*AIM OF THE TASK*. Go through the records and show each line where the word "Marketing" occurs.

[[ RECORD EXTRACTS open ]]

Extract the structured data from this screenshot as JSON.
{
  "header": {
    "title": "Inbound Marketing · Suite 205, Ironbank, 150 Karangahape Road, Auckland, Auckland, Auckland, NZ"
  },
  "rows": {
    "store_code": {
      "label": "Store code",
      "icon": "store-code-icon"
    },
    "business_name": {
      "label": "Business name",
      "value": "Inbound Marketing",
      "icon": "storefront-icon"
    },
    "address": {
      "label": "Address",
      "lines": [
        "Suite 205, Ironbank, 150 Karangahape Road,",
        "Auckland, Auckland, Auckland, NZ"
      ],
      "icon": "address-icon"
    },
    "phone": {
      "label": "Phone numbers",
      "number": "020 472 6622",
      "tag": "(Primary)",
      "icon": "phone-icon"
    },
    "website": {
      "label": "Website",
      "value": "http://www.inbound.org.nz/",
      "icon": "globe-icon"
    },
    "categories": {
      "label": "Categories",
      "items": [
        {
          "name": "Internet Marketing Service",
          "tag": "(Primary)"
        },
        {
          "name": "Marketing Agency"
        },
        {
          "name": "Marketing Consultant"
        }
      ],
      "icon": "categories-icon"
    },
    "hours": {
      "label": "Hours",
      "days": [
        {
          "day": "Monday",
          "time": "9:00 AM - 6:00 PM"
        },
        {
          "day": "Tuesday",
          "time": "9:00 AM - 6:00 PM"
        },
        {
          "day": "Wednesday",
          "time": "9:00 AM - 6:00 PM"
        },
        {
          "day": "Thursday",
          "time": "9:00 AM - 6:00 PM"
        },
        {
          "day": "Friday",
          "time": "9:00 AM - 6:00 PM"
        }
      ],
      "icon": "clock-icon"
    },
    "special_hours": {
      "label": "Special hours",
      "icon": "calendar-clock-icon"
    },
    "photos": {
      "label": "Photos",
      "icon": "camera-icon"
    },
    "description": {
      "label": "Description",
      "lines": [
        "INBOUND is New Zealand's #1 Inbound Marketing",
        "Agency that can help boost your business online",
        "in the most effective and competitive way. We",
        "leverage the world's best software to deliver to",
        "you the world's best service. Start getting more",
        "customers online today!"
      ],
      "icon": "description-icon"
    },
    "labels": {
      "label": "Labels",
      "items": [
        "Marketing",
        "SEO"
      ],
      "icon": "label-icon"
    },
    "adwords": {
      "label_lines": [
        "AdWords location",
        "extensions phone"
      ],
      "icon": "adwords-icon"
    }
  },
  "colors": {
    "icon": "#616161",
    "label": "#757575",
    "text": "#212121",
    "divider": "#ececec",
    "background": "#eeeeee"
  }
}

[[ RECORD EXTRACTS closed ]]

*EXERCISE RESULT*.
    "title": "Inbound Marketing · Suite 205, Ironbank, 150 Karangahape Road, Auckland, Auckland, Auckland, NZ"
      "value": "Inbound Marketing",
          "name": "Internet Marketing Service",
          "name": "Marketing Agency"
          "name": "Marketing Consultant"
        "INBOUND is New Zealand's #1 Inbound Marketing",
        "Marketing",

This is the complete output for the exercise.